When Elevation Leads to Altruistic Behavior
Abstract (Via Sagepub)
Feelings of elevation, elicited by witnessing another person perform a good deed, have been hypothesized to motivate a desire
to help others. However, despite growing interest in the determinants of prosocial behavior, there is only limited evidence that elevation leads to increases in altruistic behavior. In two experiments, we tested the relationship between elevation and helping behavior. Prior to measuring helping behavior, we measured elevation among participants in an elevation-inducing condition and control conditions in order to determine whether witnessing altruistic behavior elicited elevation. In Experiment 1, participants experiencing elevation were more likely to volunteer for a subsequent unpaid study than were participants in a neutral state. In Experiment 2, participants experiencing elevation spent approximately twice as long helping the experimenter with a tedious task as participants experiencing mirth or a neutral emotional state. Further, feelings of elevation, but not feelings of amusement or happiness, predicted the amount of helping. Together, these results provide evidence that witnessing another person’s altruistic behavior elicits elevation, a discrete emotion that, in turn, leads to tangible increases in altruism.
Findings (Via Sagepub)
These two experiments provided convincing evidence that elevation, elicited by learning of another person’s good deeds, leads to increased altruistic behavior among members of a British university community. Our results indicate that, both subjectively and with regard to objective consequences, elevation is a discrete state, distinct from mere positive mood.
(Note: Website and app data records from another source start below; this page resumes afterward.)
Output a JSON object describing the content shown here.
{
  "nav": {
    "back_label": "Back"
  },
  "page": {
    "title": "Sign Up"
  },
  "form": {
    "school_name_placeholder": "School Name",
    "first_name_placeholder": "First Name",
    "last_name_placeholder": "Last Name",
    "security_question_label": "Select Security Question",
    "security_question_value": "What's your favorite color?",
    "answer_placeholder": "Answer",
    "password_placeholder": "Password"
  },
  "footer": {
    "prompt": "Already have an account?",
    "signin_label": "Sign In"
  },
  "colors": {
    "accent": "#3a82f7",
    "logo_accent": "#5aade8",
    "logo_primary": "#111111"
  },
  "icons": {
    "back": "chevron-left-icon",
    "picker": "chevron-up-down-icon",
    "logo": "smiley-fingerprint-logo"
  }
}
Our findings cannot be explained as due to simple modeling or imitation: Participants who experienced elevation engaged in helping behaviors (volunteering for an unpaid study or completing a math questionnaire) that bore no similarity whatsoever to the behaviors presented in the elevation-eliciting stimulus (mentoring underprivileged youths). Thus, elevation inspired helping in spirit, not in kind. For methodological reasons, we confined our investigation to female participants. However, given that men also behave prosocially in many contexts, we expect that they share the same underlying motivational systems, including elevation. That said, given that previous work (Silvers & Haidt, 2008) points to a possible role for oxytocin in elevation, there may be sex differences in the magnitude of this emotion’s influence on behavior.